Left to Right: British PM David Cameron, Danish PM Helle Thorning-Schmidt, U.S. President Barack Obama and First Lady Michelle Obama.
A picture's supposed to be worth 1,000 words, but what if they're the wrong words?
That's what Agence France-Presse
photographer Roberto Schmidt is telling people
after his photo of U.S. President Barack Obama taking a "selfie" with, respectively, British and Danish PMs David Cameron and Helle Thorning-Schmidt at Nelson Mandela's memorial service while a thoroughly disgusted-looking First Lady Michelle Obama looks on.
The photo has inspired backlash against the politicians, with a CNN columnist asking readers if the photo was "harmless or tasteless
" and Fox News characterizing it as instigating an "international incident
." Various outlets have suggested the moment represents an instance of insensitivity, a disconnect between the developed and developing worlds, and a source of tension between the President and the First Lady.
But in an AFP blog post
, the photographer who snapped the now infamous photo wrote that those characterizations lack context—that the atmosphere at the memorial service was far from somber.
"It was more like a carnival atmosphere, not at all morbid. The ceremony had already gone on for two hours and would last another two. The atmosphere was totally relaxed—I didn’t see anything shocking in my viewfinder, president of the U.S. or not. We are in Africa."
Mrs. Obama's stern expression is similarly deceptive:

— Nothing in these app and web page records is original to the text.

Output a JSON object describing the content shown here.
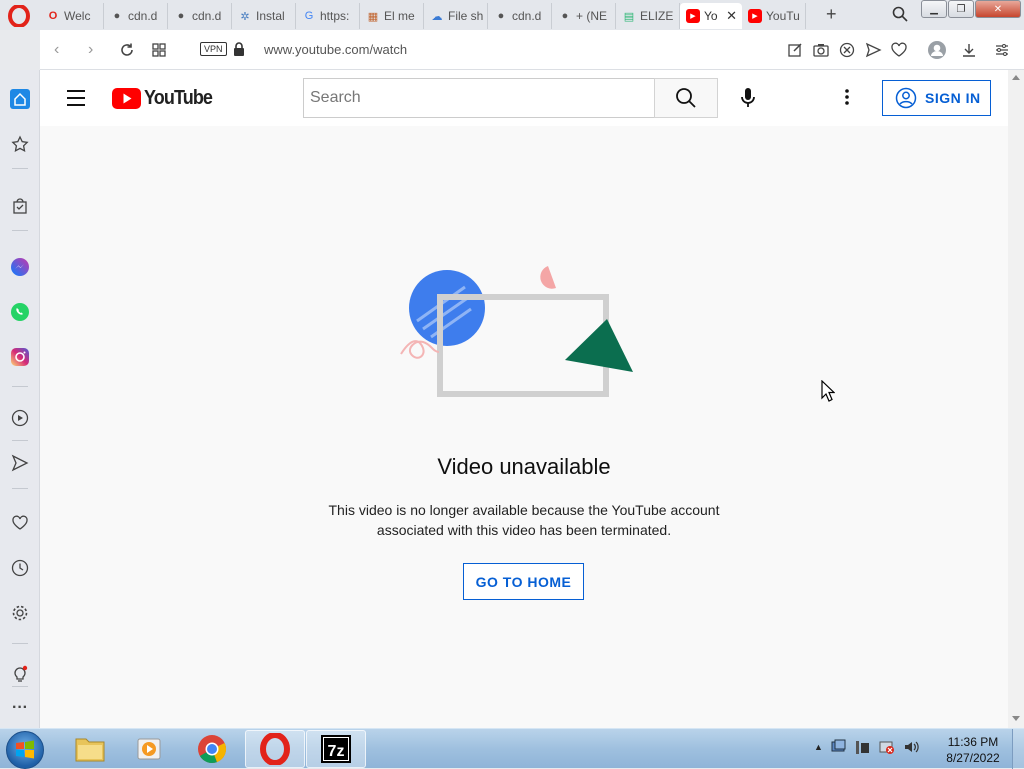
{
  "browser": {
    "tabs": [
      {
        "label": "Welc",
        "icon": "opera-icon",
        "color": "#e2231a"
      },
      {
        "label": "cdn.d",
        "icon": "globe-icon",
        "color": "#555555"
      },
      {
        "label": "cdn.d",
        "icon": "globe-icon",
        "color": "#555555"
      },
      {
        "label": "Instal",
        "icon": "sparkle-icon",
        "color": "#4a7fc1"
      },
      {
        "label": "https:",
        "icon": "google-icon",
        "color": "#4285f4"
      },
      {
        "label": "El me",
        "icon": "page-icon",
        "color": "#c0622b"
      },
      {
        "label": "File sh",
        "icon": "cloud-icon",
        "color": "#3a7bd5"
      },
      {
        "label": "cdn.d",
        "icon": "globe-icon",
        "color": "#555555"
      },
      {
        "label": "+ (NE",
        "icon": "globe-icon",
        "color": "#555555"
      },
      {
        "label": "ELIZE",
        "icon": "chart-icon",
        "color": "#2bb673"
      },
      {
        "label": "Yo",
        "icon": "youtube-icon",
        "color": "#ff0000",
        "active": true
      },
      {
        "label": "YouTu",
        "icon": "youtube-icon",
        "color": "#ff0000"
      }
    ],
    "address": {
      "vpn": "VPN",
      "url": "www.youtube.com/watch"
    }
  },
  "youtube": {
    "logo_text": "YouTube",
    "search_placeholder": "Search",
    "sign_in": "SIGN IN"
  },
  "error": {
    "title": "Video unavailable",
    "message": "This video is no longer available because the YouTube account associated with this video has been terminated.",
    "button": "GO TO HOME"
  },
  "taskbar": {
    "time": "11:36 PM",
    "date": "8/27/2022"
  },
  "colors": {
    "youtube_red": "#ff0000",
    "link_blue": "#065fd4",
    "opera_red": "#e2231a"
  }
}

"[P]hotos can lie," wrote Schmidt. "In reality, just a few seconds earlier the first lady was herself joking with those around her, Cameron and Schmidt included. Her stern look was captured by chance."